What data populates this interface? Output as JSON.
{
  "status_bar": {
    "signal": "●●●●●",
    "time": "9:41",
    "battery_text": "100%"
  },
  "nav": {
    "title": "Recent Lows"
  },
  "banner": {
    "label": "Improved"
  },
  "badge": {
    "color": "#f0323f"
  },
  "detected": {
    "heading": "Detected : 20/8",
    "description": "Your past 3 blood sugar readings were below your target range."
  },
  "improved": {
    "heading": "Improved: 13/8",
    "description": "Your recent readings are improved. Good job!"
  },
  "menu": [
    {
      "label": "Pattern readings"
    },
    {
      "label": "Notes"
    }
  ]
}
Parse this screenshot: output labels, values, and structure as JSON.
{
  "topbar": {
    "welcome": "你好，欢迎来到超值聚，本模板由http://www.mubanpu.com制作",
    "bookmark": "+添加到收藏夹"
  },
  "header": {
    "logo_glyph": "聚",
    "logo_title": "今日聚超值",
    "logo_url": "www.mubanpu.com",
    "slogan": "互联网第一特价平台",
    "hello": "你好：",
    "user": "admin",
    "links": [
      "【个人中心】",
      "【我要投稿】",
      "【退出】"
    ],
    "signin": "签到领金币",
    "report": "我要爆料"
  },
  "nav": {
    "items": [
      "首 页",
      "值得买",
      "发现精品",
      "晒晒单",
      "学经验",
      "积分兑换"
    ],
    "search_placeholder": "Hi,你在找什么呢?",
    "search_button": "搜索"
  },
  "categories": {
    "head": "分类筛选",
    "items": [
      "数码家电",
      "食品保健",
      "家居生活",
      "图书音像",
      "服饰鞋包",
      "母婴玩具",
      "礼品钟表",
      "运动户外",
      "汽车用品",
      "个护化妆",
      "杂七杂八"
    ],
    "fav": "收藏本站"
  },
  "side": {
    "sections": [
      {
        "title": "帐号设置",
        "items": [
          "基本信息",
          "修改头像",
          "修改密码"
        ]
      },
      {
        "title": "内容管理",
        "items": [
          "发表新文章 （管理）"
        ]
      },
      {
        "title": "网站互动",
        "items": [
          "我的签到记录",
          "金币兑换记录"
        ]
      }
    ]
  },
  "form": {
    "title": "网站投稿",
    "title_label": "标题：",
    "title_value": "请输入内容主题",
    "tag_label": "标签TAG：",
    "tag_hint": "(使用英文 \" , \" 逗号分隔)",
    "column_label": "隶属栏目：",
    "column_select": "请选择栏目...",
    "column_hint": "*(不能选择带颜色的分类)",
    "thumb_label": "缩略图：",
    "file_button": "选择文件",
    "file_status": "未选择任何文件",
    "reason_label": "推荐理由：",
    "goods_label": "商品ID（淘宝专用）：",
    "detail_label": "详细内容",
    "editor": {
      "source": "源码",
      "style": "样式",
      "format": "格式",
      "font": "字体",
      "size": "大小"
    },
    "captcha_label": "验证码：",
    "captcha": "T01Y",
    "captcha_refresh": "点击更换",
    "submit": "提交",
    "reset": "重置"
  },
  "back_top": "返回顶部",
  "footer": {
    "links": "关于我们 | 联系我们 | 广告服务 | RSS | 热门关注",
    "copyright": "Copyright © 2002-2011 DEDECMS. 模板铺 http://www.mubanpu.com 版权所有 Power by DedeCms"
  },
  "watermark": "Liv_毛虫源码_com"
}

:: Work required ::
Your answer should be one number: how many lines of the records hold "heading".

:: Written answer ::
2